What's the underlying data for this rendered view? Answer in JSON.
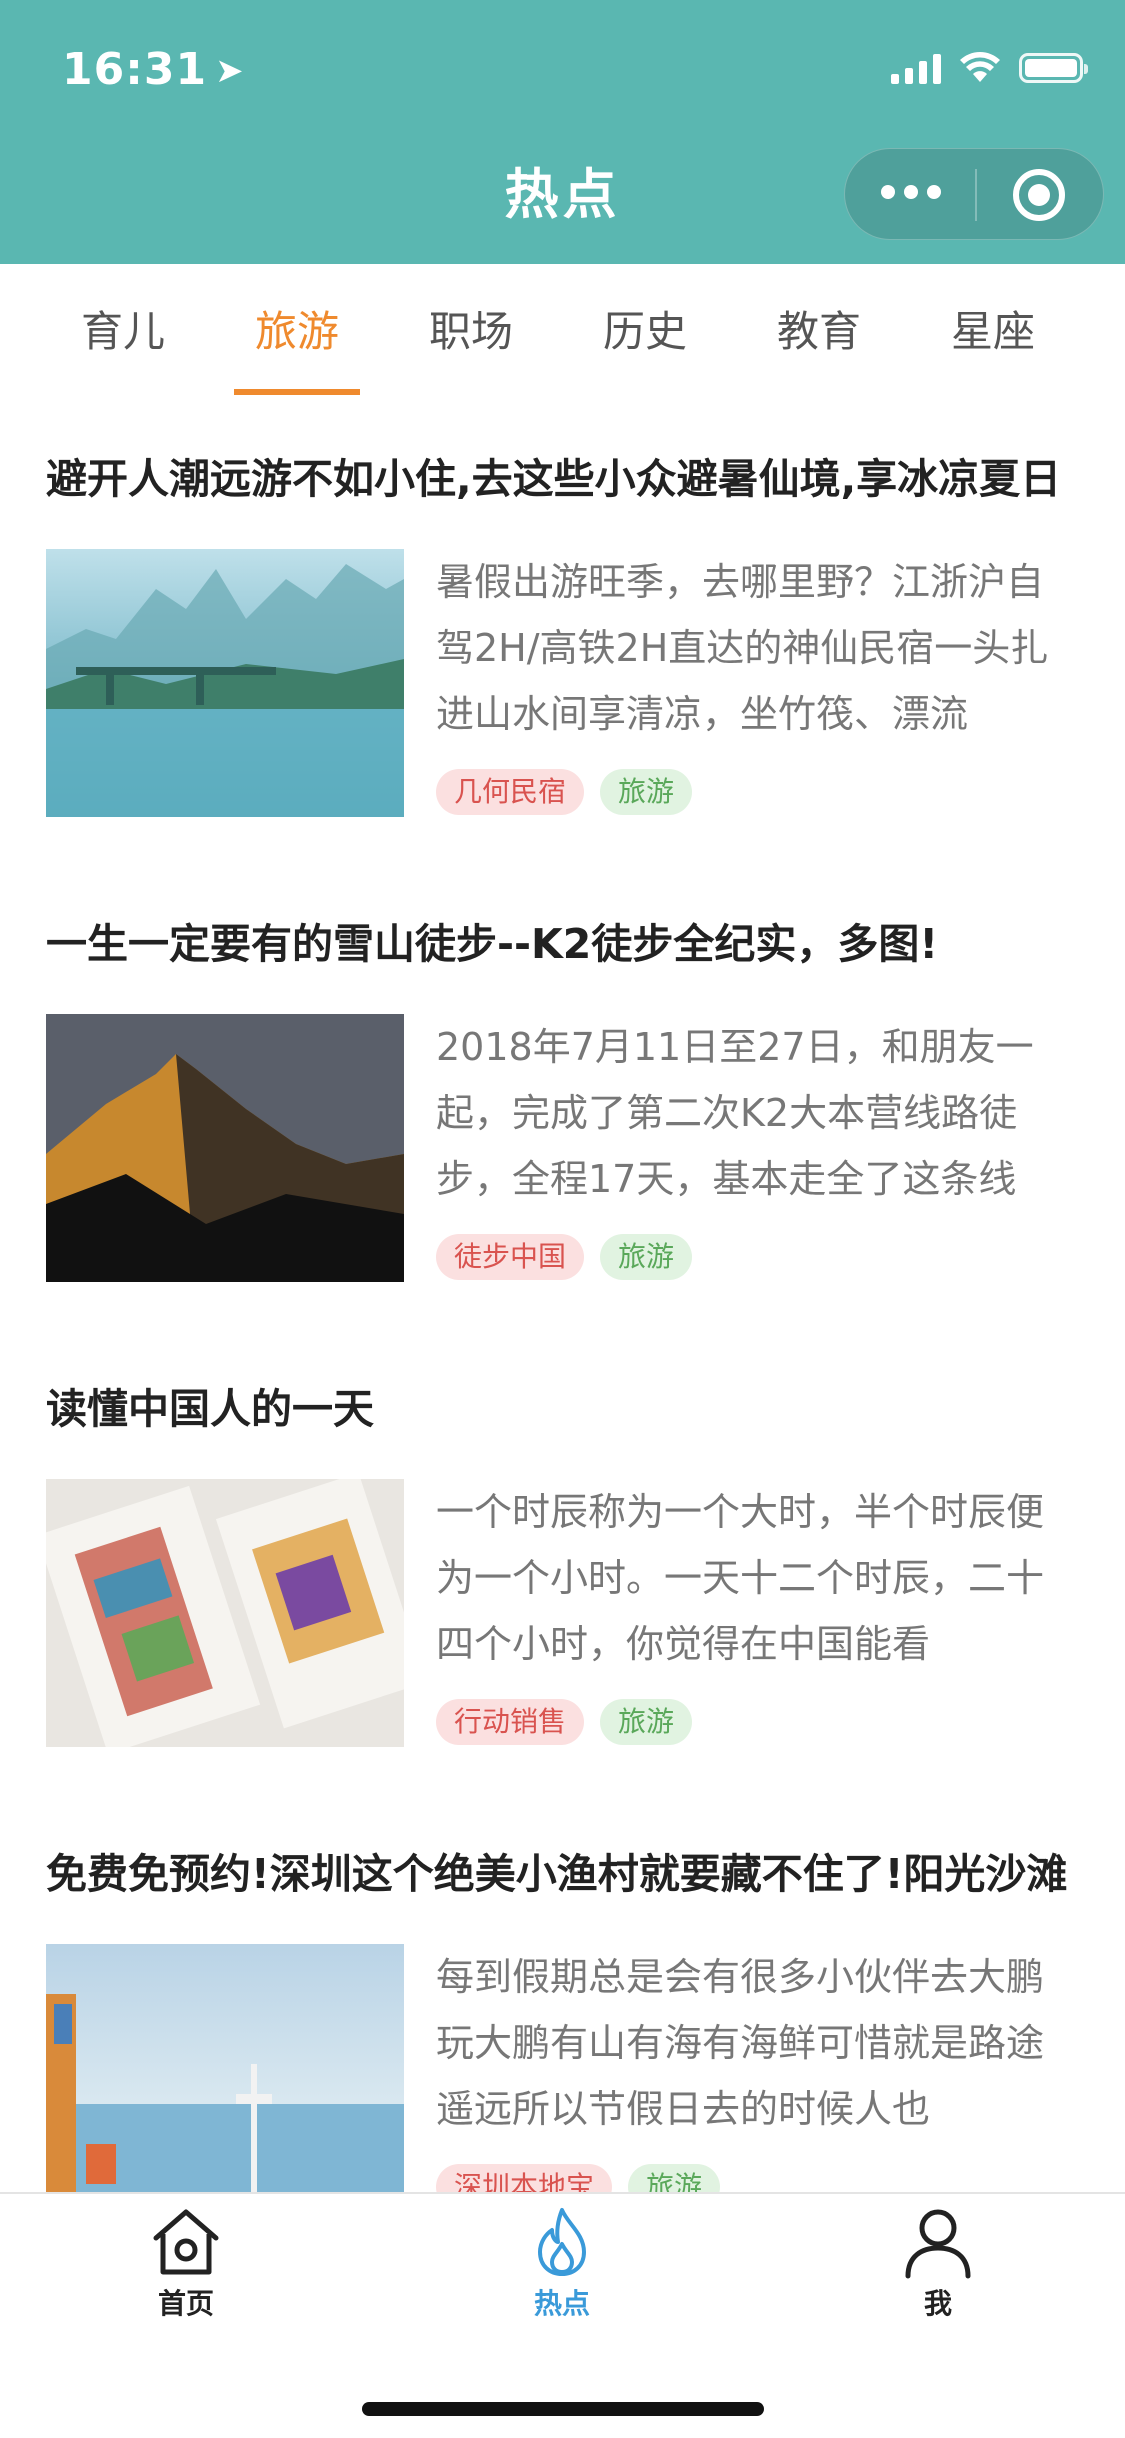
{
  "status_bar": {
    "time": "16:31"
  },
  "nav": {
    "title": "热点"
  },
  "tabs": [
    {
      "label": "育儿"
    },
    {
      "label": "旅游",
      "active": true
    },
    {
      "label": "职场"
    },
    {
      "label": "历史"
    },
    {
      "label": "教育"
    },
    {
      "label": "星座"
    }
  ],
  "articles": [
    {
      "title": "避开人潮远游不如小住,去这些小众避暑仙境,享冰凉夏日",
      "summary": "暑假出游旺季，去哪里野？江浙沪自驾2H/高铁2H直达的神仙民宿一头扎进山水间享清凉，坐竹筏、漂流",
      "tags": [
        "几何民宿",
        "旅游"
      ]
    },
    {
      "title": "一生一定要有的雪山徒步--K2徒步全纪实，多图!",
      "summary": "2018年7月11日至27日，和朋友一起，完成了第二次K2大本营线路徒步，全程17天，基本走全了这条线",
      "tags": [
        "徒步中国",
        "旅游"
      ]
    },
    {
      "title": "读懂中国人的一天",
      "summary": "一个时辰称为一个大时，半个时辰便为一个小时。一天十二个时辰，二十四个小时，你觉得在中国能看",
      "tags": [
        "行动销售",
        "旅游"
      ]
    },
    {
      "title": "免费免预约!深圳这个绝美小渔村就要藏不住了!阳光沙滩",
      "summary": "每到假期总是会有很多小伙伴去大鹏玩大鹏有山有海有海鲜可惜就是路途遥远所以节假日去的时候人也",
      "tags": [
        "深圳本地宝",
        "旅游"
      ]
    }
  ],
  "tabbar": [
    {
      "label": "首页",
      "icon": "home-icon"
    },
    {
      "label": "热点",
      "icon": "flame-icon",
      "active": true
    },
    {
      "label": "我",
      "icon": "user-icon"
    }
  ],
  "colors": {
    "header": "#5ab7b1",
    "accent": "#ef8a2e",
    "active_tabbar": "#3a9ad9",
    "source_tag_bg": "#fbe0e0",
    "category_tag_bg": "#e1f3e1"
  }
}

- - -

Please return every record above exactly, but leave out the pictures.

» **Response box**
What's the underlying data for this rendered view? Answer in JSON.
{
  "status_bar": {
    "time": "16:31"
  },
  "nav": {
    "title": "热点"
  },
  "tabs": [
    {
      "label": "育儿"
    },
    {
      "label": "旅游",
      "active": true
    },
    {
      "label": "职场"
    },
    {
      "label": "历史"
    },
    {
      "label": "教育"
    },
    {
      "label": "星座"
    }
  ],
  "articles": [
    {
      "title": "避开人潮远游不如小住,去这些小众避暑仙境,享冰凉夏日",
      "summary": "暑假出游旺季，去哪里野？江浙沪自驾2H/高铁2H直达的神仙民宿一头扎进山水间享清凉，坐竹筏、漂流",
      "tags": [
        "几何民宿",
        "旅游"
      ]
    },
    {
      "title": "一生一定要有的雪山徒步--K2徒步全纪实，多图!",
      "summary": "2018年7月11日至27日，和朋友一起，完成了第二次K2大本营线路徒步，全程17天，基本走全了这条线",
      "tags": [
        "徒步中国",
        "旅游"
      ]
    },
    {
      "title": "读懂中国人的一天",
      "summary": "一个时辰称为一个大时，半个时辰便为一个小时。一天十二个时辰，二十四个小时，你觉得在中国能看",
      "tags": [
        "行动销售",
        "旅游"
      ]
    },
    {
      "title": "免费免预约!深圳这个绝美小渔村就要藏不住了!阳光沙滩",
      "summary": "每到假期总是会有很多小伙伴去大鹏玩大鹏有山有海有海鲜可惜就是路途遥远所以节假日去的时候人也",
      "tags": [
        "深圳本地宝",
        "旅游"
      ]
    }
  ],
  "tabbar": [
    {
      "label": "首页",
      "icon": "home-icon"
    },
    {
      "label": "热点",
      "icon": "flame-icon",
      "active": true
    },
    {
      "label": "我",
      "icon": "user-icon"
    }
  ],
  "colors": {
    "header": "#5ab7b1",
    "accent": "#ef8a2e",
    "active_tabbar": "#3a9ad9",
    "source_tag_bg": "#fbe0e0",
    "category_tag_bg": "#e1f3e1"
  }
}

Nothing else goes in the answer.